■ **THE PROBLEM**
Reproduce what is written in the records below exactly, and leave out the images.

■ **EXCERPTED DATA**
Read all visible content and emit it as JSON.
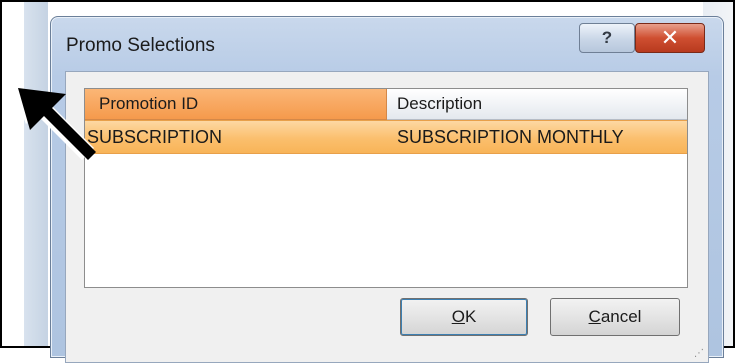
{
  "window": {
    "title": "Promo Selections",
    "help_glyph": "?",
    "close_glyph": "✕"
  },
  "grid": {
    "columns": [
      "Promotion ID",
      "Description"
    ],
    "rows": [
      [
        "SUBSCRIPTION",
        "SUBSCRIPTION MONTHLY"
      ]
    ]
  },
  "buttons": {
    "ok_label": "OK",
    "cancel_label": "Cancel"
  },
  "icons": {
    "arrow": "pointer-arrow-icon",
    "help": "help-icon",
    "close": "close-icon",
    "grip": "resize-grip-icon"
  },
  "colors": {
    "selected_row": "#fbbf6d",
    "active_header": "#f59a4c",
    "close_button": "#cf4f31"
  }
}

■ **RESULT FOR THIS EXERCISE**
Read all visible content and emit it as JSON.
{
  "window": {
    "title": "Promo Selections",
    "help_glyph": "?",
    "close_glyph": "✕"
  },
  "grid": {
    "columns": [
      "Promotion ID",
      "Description"
    ],
    "rows": [
      [
        "SUBSCRIPTION",
        "SUBSCRIPTION MONTHLY"
      ]
    ]
  },
  "buttons": {
    "ok_label": "OK",
    "cancel_label": "Cancel"
  },
  "icons": {
    "arrow": "pointer-arrow-icon",
    "help": "help-icon",
    "close": "close-icon",
    "grip": "resize-grip-icon"
  },
  "colors": {
    "selected_row": "#fbbf6d",
    "active_header": "#f59a4c",
    "close_button": "#cf4f31"
  }
}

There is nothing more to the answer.